A man who killed his wife was held in jail for ten years before it was decided he was insane at the time of the murder.
On the morning of 30th September 1840 Mrs Philburn was in her home in Stockdale Street in Vauxhall when she heard a major commotion upstairs. When she went to investigate she was confronted by the sight of her lodger Ann Kehoe coming out of her room covered in blood and screaming.
Soon afterwards she was met by Ann's husband Owen who was holding a ship's scraper and said 'I have done a nice job, I a not sorry for it, if I had not done it now I would do it again, this is what I have done it with.' As Mrs Philburn tried to come to terms with Owen's words, Ann ran out into the court and begged for help from a labourer named Anthony Griffin, telling him 'For God's sake carry me to a doctors or I shall fall dead.
Griffin took Ann to a druggists where she begged for her children to be brought to her before she died. She said that Owen had just had his breakfast and things seemed normal but without warning he got up and took hold of the scraper, saying 'This instrument is very sharp and three blows from this would take a man's life.' He then stabbed her twice in the head and when then had her hands slashed when she put them up to stop a third blow.

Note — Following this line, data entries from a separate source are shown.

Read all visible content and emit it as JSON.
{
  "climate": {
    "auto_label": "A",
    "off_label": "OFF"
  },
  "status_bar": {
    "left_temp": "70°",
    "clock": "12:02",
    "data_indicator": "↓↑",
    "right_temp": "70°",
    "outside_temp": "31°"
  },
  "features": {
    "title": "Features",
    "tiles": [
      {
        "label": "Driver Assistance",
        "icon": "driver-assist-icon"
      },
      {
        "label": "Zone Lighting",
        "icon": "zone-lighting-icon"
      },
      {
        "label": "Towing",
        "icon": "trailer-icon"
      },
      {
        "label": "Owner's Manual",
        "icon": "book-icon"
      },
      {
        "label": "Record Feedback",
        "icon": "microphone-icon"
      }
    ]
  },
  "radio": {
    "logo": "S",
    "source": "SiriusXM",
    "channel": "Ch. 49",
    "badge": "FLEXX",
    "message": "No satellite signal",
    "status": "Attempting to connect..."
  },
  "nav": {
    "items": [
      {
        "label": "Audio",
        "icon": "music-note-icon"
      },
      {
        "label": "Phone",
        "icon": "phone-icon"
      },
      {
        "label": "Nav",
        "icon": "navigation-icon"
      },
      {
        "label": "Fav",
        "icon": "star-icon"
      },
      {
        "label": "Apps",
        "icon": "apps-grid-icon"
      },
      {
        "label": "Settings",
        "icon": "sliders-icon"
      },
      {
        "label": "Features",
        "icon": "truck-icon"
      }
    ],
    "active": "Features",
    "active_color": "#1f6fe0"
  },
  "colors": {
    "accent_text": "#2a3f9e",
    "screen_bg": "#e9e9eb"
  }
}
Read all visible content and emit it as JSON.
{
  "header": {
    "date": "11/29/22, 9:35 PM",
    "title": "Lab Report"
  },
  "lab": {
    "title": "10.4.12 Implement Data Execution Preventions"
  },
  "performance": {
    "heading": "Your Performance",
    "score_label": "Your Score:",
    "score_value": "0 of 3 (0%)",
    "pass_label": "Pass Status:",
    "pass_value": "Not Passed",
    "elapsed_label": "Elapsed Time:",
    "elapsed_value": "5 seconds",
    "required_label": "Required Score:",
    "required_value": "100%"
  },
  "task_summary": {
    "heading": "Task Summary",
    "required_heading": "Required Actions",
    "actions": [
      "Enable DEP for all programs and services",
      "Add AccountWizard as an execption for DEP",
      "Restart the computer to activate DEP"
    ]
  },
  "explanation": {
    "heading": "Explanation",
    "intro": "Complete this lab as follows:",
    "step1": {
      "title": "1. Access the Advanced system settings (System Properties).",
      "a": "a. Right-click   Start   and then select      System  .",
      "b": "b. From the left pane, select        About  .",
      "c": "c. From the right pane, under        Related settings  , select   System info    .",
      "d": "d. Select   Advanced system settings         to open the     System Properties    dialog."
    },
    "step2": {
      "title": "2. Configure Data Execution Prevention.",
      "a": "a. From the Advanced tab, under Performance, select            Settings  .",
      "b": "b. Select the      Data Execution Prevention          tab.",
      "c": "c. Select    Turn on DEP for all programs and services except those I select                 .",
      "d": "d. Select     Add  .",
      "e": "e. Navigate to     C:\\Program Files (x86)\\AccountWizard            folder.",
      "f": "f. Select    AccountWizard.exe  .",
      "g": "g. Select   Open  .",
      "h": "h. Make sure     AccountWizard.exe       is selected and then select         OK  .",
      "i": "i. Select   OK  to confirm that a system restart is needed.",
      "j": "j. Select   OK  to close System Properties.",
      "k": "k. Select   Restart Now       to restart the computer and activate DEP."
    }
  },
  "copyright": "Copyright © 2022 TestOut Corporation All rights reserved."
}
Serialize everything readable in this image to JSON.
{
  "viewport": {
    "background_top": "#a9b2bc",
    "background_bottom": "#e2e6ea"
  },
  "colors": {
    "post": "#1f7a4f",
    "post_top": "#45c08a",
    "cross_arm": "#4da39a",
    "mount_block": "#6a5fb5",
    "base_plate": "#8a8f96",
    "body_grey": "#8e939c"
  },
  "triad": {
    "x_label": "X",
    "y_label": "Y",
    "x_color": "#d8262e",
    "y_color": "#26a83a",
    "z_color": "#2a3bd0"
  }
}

Dock labourer Owen remained calm as he was taken into custody, telling officers that he had murdered her at last. Whilst in the Northern Hospital Ann was visited by Bridget Collins, her daughter in law from an earlier marriage. Ann told her that Owen had considerably more difficulty in removing the ships scraper than embedding it in her head. She described how he had been perfectly sober as he did it, laughing that he would only get twelve months for it.
Ann lingered until 7th October, when she died. A post mortem by Dr Woodward revealed two fractures to the skull, with pieces of bone having embedded into the brain. Death, he believed, was due to abscesses on the brain caused by violence.
A post mortem before the coroner Mr P F Curry returned a verdict of wilful murder, but Owen's trials were repeatedly postponed due to his mental state. On one appearance he stood at the bar whistling and biting his thumb.
Eventually, on 12th August 1850 he appeared before Mr Justice Wightman at the South Lancashire assizes at St Geroge's Hall. Mrs Philburn gave evidence as to what she had witnessed while Dr Chalmer from Walton gaol stated that he had observed Owen for a long time in prison and felt he was insane at the time of the killing, but now better. The jury found him guilty but insane, and with him still being deemed a danger was held at Her Majesty's pleasure.